Comcast abandons plan to roll out household internet data caps in the Northeast in 2022

The Philadelphia-based ISP's usage-based billing is already in effect elsewhere in the U.S.

Business Comcast
Comcast Data Caps Northeast Thom Carroll/for PhillyVoice

Comcast will not expand usage-based billing for household internet customers in its Northeast territory in 2022. The company already has data thresholds in place in 27 states, but it has held off from extending them to 14 more states for a second year, after first revealing plans to do so in late 2020.

For the second year in a row, Comcast will hold off on implementing a data cap for broadband subscribers in the company's Northeast territory.

Comcast's original plan, first introduced in November 2020, was to impose a monthly 1.2 terabyte cap on home internet usage unless customers signed up for an unlimited plan at a higher cost. Customers who exceeded 1.2 terabytes would have been billed an additional $10 for every 50 gigabyte block above the threshold, up to $100 a month.

Such usage-based billing has been in effect for several years in 27 states that comprise Comcast's Central and Western divisions.
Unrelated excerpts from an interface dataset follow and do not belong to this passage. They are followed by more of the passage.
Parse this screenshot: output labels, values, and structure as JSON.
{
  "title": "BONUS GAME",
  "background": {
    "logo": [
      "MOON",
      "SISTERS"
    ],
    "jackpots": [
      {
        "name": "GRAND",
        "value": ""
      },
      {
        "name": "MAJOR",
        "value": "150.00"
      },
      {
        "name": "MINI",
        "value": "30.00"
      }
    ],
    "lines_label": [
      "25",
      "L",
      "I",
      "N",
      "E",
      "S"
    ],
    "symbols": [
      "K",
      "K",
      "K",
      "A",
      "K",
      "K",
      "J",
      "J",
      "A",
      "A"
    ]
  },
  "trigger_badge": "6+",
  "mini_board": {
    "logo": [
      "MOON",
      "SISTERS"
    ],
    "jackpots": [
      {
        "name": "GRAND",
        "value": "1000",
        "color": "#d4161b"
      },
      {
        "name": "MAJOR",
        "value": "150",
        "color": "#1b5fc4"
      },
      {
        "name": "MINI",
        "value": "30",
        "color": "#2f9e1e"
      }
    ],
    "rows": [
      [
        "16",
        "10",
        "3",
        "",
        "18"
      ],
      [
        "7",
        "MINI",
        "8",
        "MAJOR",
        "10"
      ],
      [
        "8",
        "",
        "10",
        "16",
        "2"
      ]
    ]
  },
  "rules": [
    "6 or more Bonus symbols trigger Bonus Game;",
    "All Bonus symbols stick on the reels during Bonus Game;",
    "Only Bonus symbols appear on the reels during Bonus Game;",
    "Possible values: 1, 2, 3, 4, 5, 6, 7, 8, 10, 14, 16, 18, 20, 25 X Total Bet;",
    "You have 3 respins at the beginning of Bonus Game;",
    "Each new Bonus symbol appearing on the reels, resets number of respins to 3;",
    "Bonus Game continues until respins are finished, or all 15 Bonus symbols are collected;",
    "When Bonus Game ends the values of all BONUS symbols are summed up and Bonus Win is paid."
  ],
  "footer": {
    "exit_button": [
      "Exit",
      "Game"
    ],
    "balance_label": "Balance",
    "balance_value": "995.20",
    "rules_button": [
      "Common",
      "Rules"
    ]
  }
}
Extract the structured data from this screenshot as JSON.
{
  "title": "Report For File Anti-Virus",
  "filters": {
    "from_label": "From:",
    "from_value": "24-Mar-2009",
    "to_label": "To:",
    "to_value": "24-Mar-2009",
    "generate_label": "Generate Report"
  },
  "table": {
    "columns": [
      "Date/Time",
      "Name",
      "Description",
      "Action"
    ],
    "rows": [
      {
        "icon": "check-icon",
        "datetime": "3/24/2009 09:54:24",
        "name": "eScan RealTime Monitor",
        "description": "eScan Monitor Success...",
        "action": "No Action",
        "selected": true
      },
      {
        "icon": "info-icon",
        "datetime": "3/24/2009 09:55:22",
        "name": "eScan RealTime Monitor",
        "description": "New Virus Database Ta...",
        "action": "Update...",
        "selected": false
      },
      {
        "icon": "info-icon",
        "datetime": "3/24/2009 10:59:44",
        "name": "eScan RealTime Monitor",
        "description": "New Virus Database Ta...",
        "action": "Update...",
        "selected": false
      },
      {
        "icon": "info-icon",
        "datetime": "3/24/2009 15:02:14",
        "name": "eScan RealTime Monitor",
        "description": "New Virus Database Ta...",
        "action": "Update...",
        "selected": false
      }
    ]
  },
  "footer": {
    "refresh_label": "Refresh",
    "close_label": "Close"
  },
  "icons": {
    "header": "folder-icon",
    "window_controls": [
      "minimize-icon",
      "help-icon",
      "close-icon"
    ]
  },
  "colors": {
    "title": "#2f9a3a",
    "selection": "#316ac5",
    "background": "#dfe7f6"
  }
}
The caps in those states had been set at 1 terabyte, but increased to 1.2 terabytes after a pause that lasted several months during the first year of the pandemic.

The introduction of a data cap in the Northeast would have included an additional 14 states and Washington, D.C.

At the time of the announcement in 2020, Comcast said the data cap in the Northeast would only affect about 5% of its customers, a group of "superusers" who are especially heavy on 4K streaming, gaming and video chat.

The company said 1.2 terabytes would accommodate 21,600 hours of non-stop music, 500 hours of streaming HD TV, 34,000 hours of online gaming and 3,500 hours of video chat.

But Comcast's push to bring data caps to the Northeast faced strong opposition from elected officials in some of the areas that would have been affected.

In Baltimore, City Council called for a price-gauging investigation and pointed to a lack of competition that would exacerbate consumer costs during the pandemic, when many people have shifted to working and learning from home in households with multiple people using the internet.

Lawmakers in Massachusetts explored legislation that would bar usage-based billing during a public health emergency, similar to what has been done with many utilities, and cast doubt on Comcast's contention that very few users would be impacted by the change.

Massachusetts state Rep. Andy Vargas, one of the leading opponents of broadband data caps, tweeted earlier this month that Comcast had relented on plans to introduce the data cap next year.

Household internet usage has risen sharply over the last decade, driven by subscription video on demand services such as Netflix and the bandwidth demands of online gaming.

Average monthly use in the U.S. rose from about 9 gigabytes in 2010 to an estimated 344 gigabytes in 2020 and rising over the past year. These rates exclude what the FCC considers high-usage outliers, a customer category whose ceiling for exclusion has increased alongside the growth in usage.

It's still not clear whether and when Comcast might aim to revisit data caps in future years. Charter, an internet competitor in the region, is barred from using data caps until May 2023 as part of the terms of the company's merger with Time Warner.